Yeah, I’m just making up words now. It’s Week 15 of grinding A-to-Zs, and I haven’t gone completely bonkers yet. I deserve a little leeway. And seriously, what about the Colts is conventional? On defense, they allow the second-fewest yards per game to wide receivers (as if we needed a reason to play Ezekiel Elliott against them). On offense, they make a living throwing to T.Y. Hilton plus a petting zoo of cast-offs and nobodies. Against Dallas in particular, Andrew Luck’s arsenal of misfit toys matches up in interesting ways. All receiver types produce below-average adjusted yardage against the Cowboys except tight ends, who earn 8.4 adjusted yards per game above the NFL average when facing Jerry’s team. Eric Ebron locked in as a top-five fantasy tight end is the definition of uncoltventional.
V-W is for Valediction to Wentz.
As we bid injury-related adieu to Carson Wentz once again, we must consider how Nick Foles will perform in relief, especially in 2QB and Superflex. This game against the Rams features a big 52.5-point over/under, so some of you might be hoping for contrarian value with Foles in a potential shootout, but the Eagles are 12.5-point underdogs. Furthermore, Philly’s backup isn’t on the level of quarterbacks like Patrick Mahomes, Drew Brees, and Wilson, who were previously able to challenge L.A.’s imposing defense (ranked 12th overall and sixth against the pass according to DVOA). Foles has more in common with Trubisky and Matthew Stafford, who the Rams had no trouble dismantling over their past two games, holding both quarterbacks to under 12 fantasy points.
X is for Xavien.

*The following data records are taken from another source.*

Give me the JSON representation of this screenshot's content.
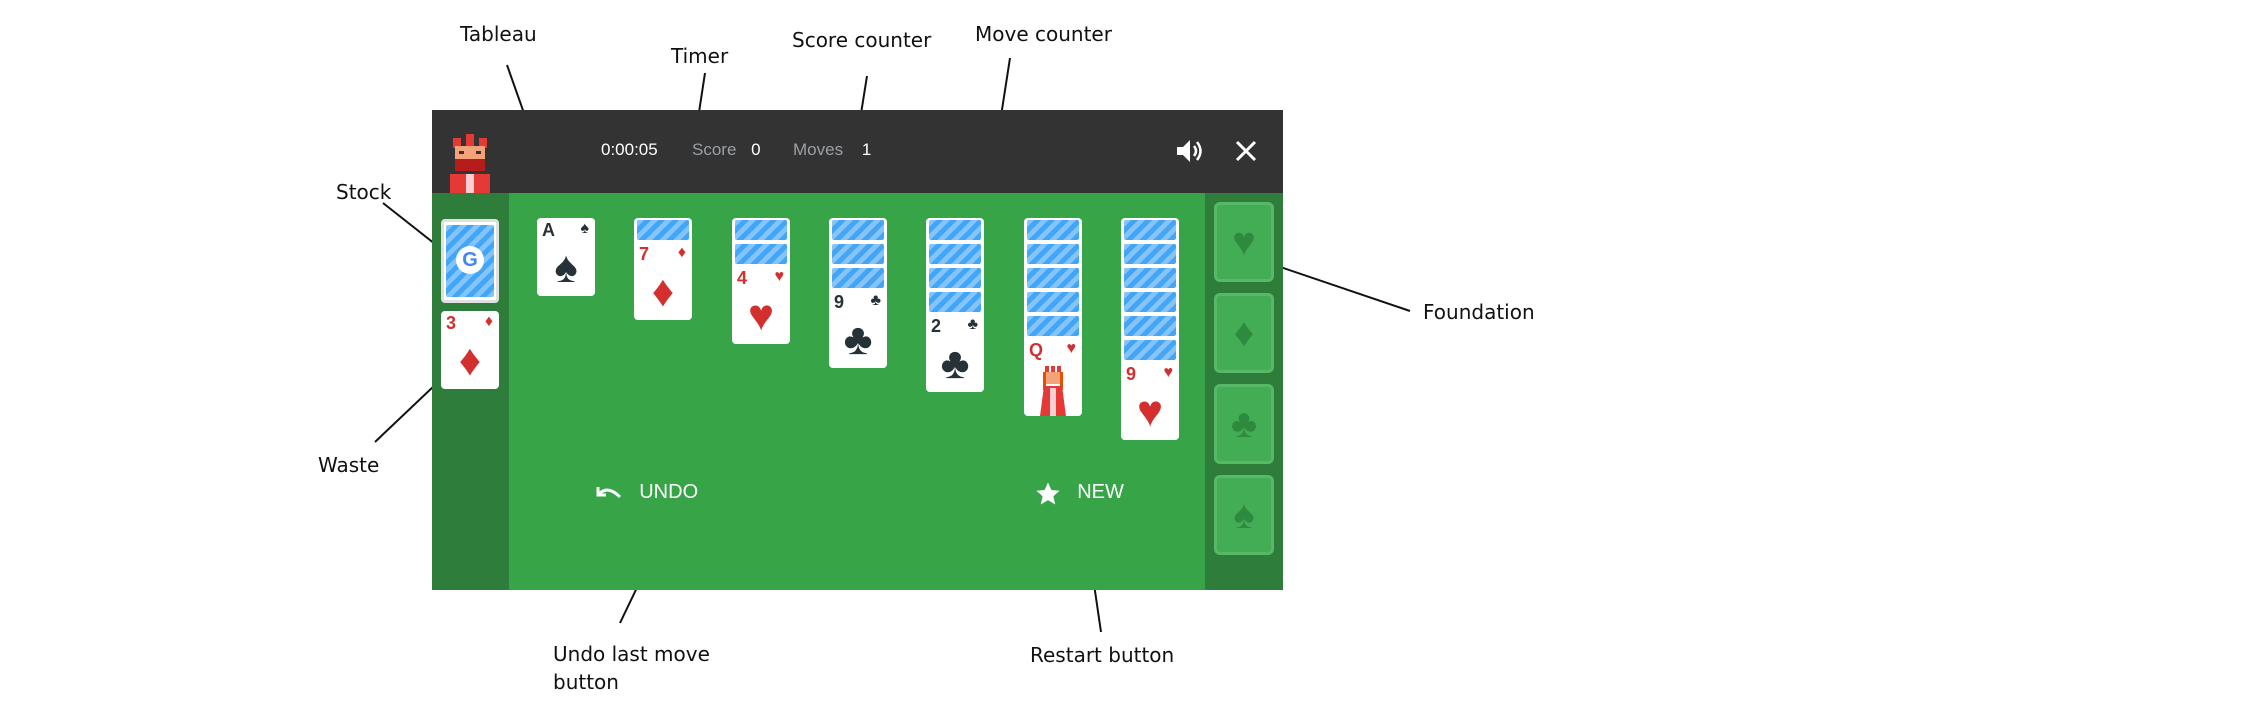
{
  "annotations": {
    "tableau": "Tableau",
    "timer": "Timer",
    "score_counter": "Score counter",
    "move_counter": "Move counter",
    "stock": "Stock",
    "waste": "Waste",
    "foundation": "Foundation",
    "undo_button": "Undo last move button",
    "restart_button": "Restart button"
  },
  "hud": {
    "timer": "0:00:05",
    "score_label": "Score",
    "score_value": "0",
    "moves_label": "Moves",
    "moves_value": "1"
  },
  "icons": {
    "avatar": "king-avatar-icon",
    "sound": "speaker-icon",
    "close": "close-icon",
    "undo": "undo-arrow-icon",
    "new": "star-icon",
    "stock_logo": "google-g-icon"
  },
  "waste": {
    "rank": "3",
    "suit_symbol": "♦"
  },
  "stock": {
    "logo_letter": "G"
  },
  "tableau": [
    {
      "rank": "A",
      "suit_symbol": "♠"
    },
    {
      "rank": "7",
      "suit_symbol": "♦"
    },
    {
      "rank": "4",
      "suit_symbol": "♥"
    },
    {
      "rank": "9",
      "suit_symbol": "♣"
    },
    {
      "rank": "2",
      "suit_symbol": "♣"
    },
    {
      "rank": "Q",
      "suit_symbol": "♥"
    },
    {
      "rank": "9",
      "suit_symbol": "♥"
    }
  ],
  "foundation": [
    "♥",
    "♦",
    "♣",
    "♠"
  ],
  "buttons": {
    "undo": "UNDO",
    "new": "NEW"
  },
  "colors": {
    "table": "#36a447",
    "rail": "#2e7d3b",
    "topbar": "#333333",
    "card_back": "#42a5f5",
    "red_suit": "#d32f2f",
    "black_suit": "#263238"
  }
}
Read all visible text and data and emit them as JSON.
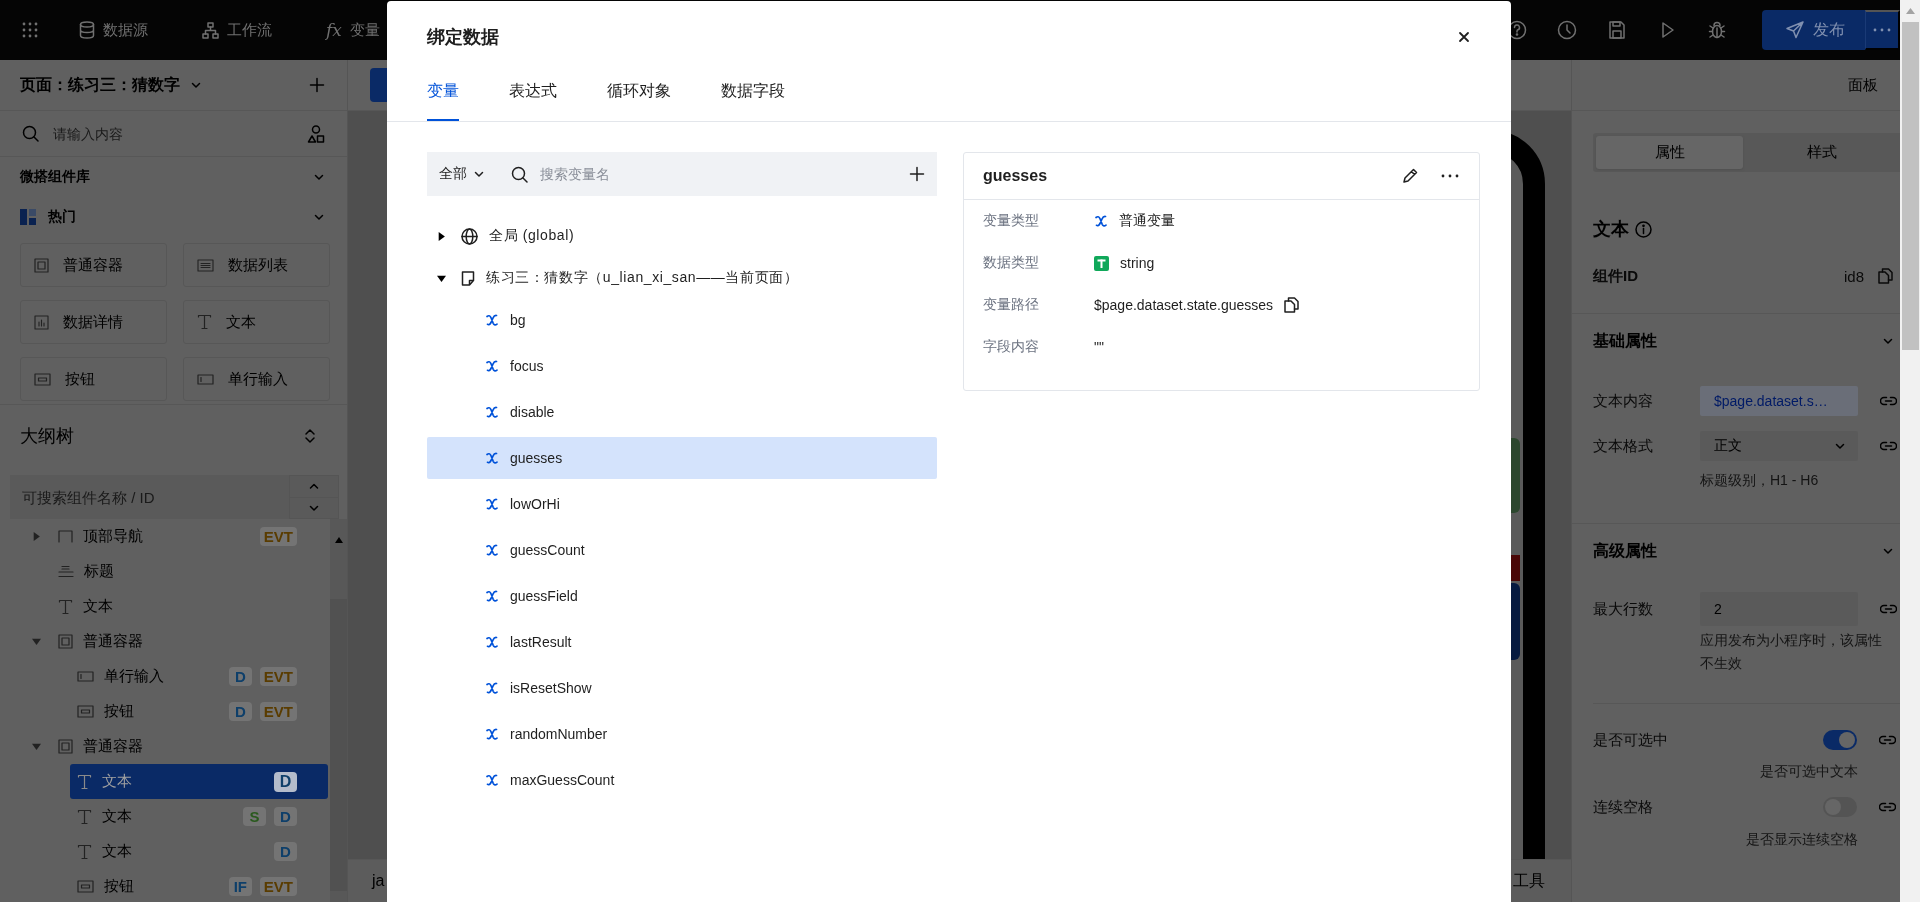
{
  "topbar": {
    "nav": [
      {
        "kind": "datasource",
        "label": "数据源"
      },
      {
        "kind": "workflow",
        "label": "工作流"
      },
      {
        "kind": "variable",
        "symbol": "fx",
        "label": "变量"
      }
    ],
    "publish": {
      "label": "发布"
    }
  },
  "left": {
    "page_title": "页面：练习三：猜数字",
    "search": {
      "placeholder": "请输入内容"
    },
    "library": {
      "title": "微搭组件库",
      "group": "热门",
      "components": [
        {
          "kind": "container",
          "label": "普通容器"
        },
        {
          "kind": "list",
          "label": "数据列表"
        },
        {
          "kind": "detail",
          "label": "数据详情"
        },
        {
          "kind": "text",
          "label": "文本"
        },
        {
          "kind": "button",
          "label": "按钮"
        },
        {
          "kind": "input",
          "label": "单行输入"
        }
      ]
    },
    "outline": {
      "title": "大纲树",
      "search": {
        "placeholder": "可搜索组件名称 / ID"
      },
      "tree": [
        {
          "kind": "nav",
          "label": "顶部导航",
          "expanded": false,
          "selected": false,
          "badges": [
            {
              "text": "EVT",
              "color": "#5a3c00"
            }
          ]
        },
        {
          "kind": "title",
          "label": "标题",
          "selected": false
        },
        {
          "kind": "text",
          "label": "文本",
          "selected": false
        },
        {
          "kind": "container",
          "label": "普通容器",
          "expanded": true,
          "selected": false,
          "children": [
            {
              "kind": "input",
              "label": "单行输入",
              "selected": false,
              "badges": [
                {
                  "text": "D",
                  "color": "#0e3f6a"
                },
                {
                  "text": "EVT",
                  "color": "#5a3c00"
                }
              ]
            },
            {
              "kind": "button",
              "label": "按钮",
              "selected": false,
              "badges": [
                {
                  "text": "D",
                  "color": "#0e3f6a"
                },
                {
                  "text": "EVT",
                  "color": "#5a3c00"
                }
              ]
            }
          ]
        },
        {
          "kind": "container",
          "label": "普通容器",
          "expanded": true,
          "selected": false,
          "children": [
            {
              "kind": "text",
              "label": "文本",
              "selected": true,
              "badges": [
                {
                  "text": "D",
                  "color": "#0e3f6a"
                }
              ]
            },
            {
              "kind": "text",
              "label": "文本",
              "selected": false,
              "badges": [
                {
                  "text": "S",
                  "color": "#2a5a1e"
                },
                {
                  "text": "D",
                  "color": "#0e3f6a"
                }
              ]
            },
            {
              "kind": "text",
              "label": "文本",
              "selected": false,
              "badges": [
                {
                  "text": "D",
                  "color": "#0e3f6a"
                }
              ]
            },
            {
              "kind": "button",
              "label": "按钮",
              "selected": false,
              "badges": [
                {
                  "text": "IF",
                  "color": "#0e3f6a"
                },
                {
                  "text": "EVT",
                  "color": "#5a3c00"
                }
              ]
            }
          ]
        }
      ]
    }
  },
  "canvas": {
    "status_left": "ja",
    "status_right": "工具"
  },
  "right": {
    "panel_label": "面板",
    "tabs": [
      {
        "label": "属性",
        "selected": true
      },
      {
        "label": "样式",
        "selected": false
      }
    ],
    "component": {
      "title": "文本",
      "id_label": "组件ID",
      "id": "id8"
    },
    "sections": [
      {
        "title": "基础属性",
        "rows": [
          {
            "kind": "input",
            "label": "文本内容",
            "value": "$page.dataset.s…",
            "bound": true
          },
          {
            "kind": "select",
            "label": "文本格式",
            "value": "正文",
            "hint": "标题级别，H1 - H6"
          }
        ]
      },
      {
        "title": "高级属性",
        "rows": [
          {
            "kind": "input",
            "label": "最大行数",
            "value": "2",
            "bound": false,
            "hint": "应用发布为小程序时，该属性不生效"
          },
          {
            "kind": "switch",
            "label": "是否可选中",
            "on": true,
            "hint": "是否可选中文本"
          },
          {
            "kind": "switch",
            "label": "连续空格",
            "on": false,
            "hint": "是否显示连续空格"
          }
        ]
      }
    ]
  },
  "modal": {
    "title": "绑定数据",
    "tabs": [
      {
        "label": "变量",
        "selected": true
      },
      {
        "label": "表达式",
        "selected": false
      },
      {
        "label": "循环对象",
        "selected": false
      },
      {
        "label": "数据字段",
        "selected": false
      }
    ],
    "filter": {
      "label": "全部"
    },
    "search": {
      "placeholder": "搜索变量名"
    },
    "tree": [
      {
        "kind": "global",
        "label": "全局 (global)",
        "expanded": false,
        "selected": false
      },
      {
        "kind": "page",
        "label": "练习三：猜数字（u_lian_xi_san——当前页面）",
        "expanded": true,
        "selected": false,
        "children": [
          {
            "label": "bg",
            "selected": false
          },
          {
            "label": "focus",
            "selected": false
          },
          {
            "label": "disable",
            "selected": false
          },
          {
            "label": "guesses",
            "selected": true
          },
          {
            "label": "lowOrHi",
            "selected": false
          },
          {
            "label": "guessCount",
            "selected": false
          },
          {
            "label": "guessField",
            "selected": false
          },
          {
            "label": "lastResult",
            "selected": false
          },
          {
            "label": "isResetShow",
            "selected": false
          },
          {
            "label": "randomNumber",
            "selected": false
          },
          {
            "label": "maxGuessCount",
            "selected": false
          }
        ]
      }
    ],
    "detail": {
      "name": "guesses",
      "fields": [
        {
          "kind": "variable",
          "label": "变量类型",
          "value": "普通变量"
        },
        {
          "kind": "string",
          "label": "数据类型",
          "value": "string"
        },
        {
          "kind": "path",
          "label": "变量路径",
          "value": "$page.dataset.state.guesses"
        },
        {
          "kind": "plain",
          "label": "字段内容",
          "value": "\"\""
        }
      ]
    }
  }
}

I’m looking forward to see how Minnesota’s replacement play-caller, Kevin Stefanski, attacks a Miami defense missing cornerback Xavien Howard. DVOA shows Miami’s pass defense being worse than their run defense, but the Viking’s lack of rushing has come up in the chatter about why old offensive coordinator John DiFillippo was fired. I’m okay with a reasonable number of rush attempts to keep the opposing defense honest, but I’d rather see Stefanski steer into the stats with Kirk Cousins and continue throwing the ball at a high clip. Maybe I’m projecting, though. My only roster with Dalvin Cook died last week in the quarterfinals.
Y is for Ynos.
That’s “Sony” backwards. It might feel a little backwards to use Sony Michel against Pittsburgh’s seventh-best run defense by DVOA, but 2018 has tried to teach us that defense doesn’t matter, or at least not as much as we might think. More than ever, it’s important to chase volume in fantasy football, and Michel is delivering on that front. He’s averaging over 19 carries per game since New England’s Week 11 bye. If James Develin takes a game off from hogging the Patriots’ goal line work, Michel could be in store for a big week despite a seemingly tough opponent.
Z is for Zag Away from Zay.
I already touched on Buffalo’s likely need to pass more than usual against Detroit, and Zay Jones would figure to benefit the most after leading the team with nine targets in each of his past two games. But he’ll primarily draw Darius Slay in coverage, and the lockdown corner has helped limit No. 1 receivers to only 6.0 adjusted targets for 54.5 adjusted yards per game against the Lions. This deep into the article, maybe you’re a little delirious and contemplating some loose DFS stacks with Allen and his receivers. It’s not advisable, but if you want to go there, I recommend Robert Foster and Isaiah McKenzie over Jones.
Editor’s Note: DVOA, Adjusted Line Yards, Adjusted Sack Rate, and Versus-Receiver statistics from FootballOutsiders.com. Fantasy Scoring and Red Zone statistics from FantasyData.com. Air Yards and snap data from airyards.com.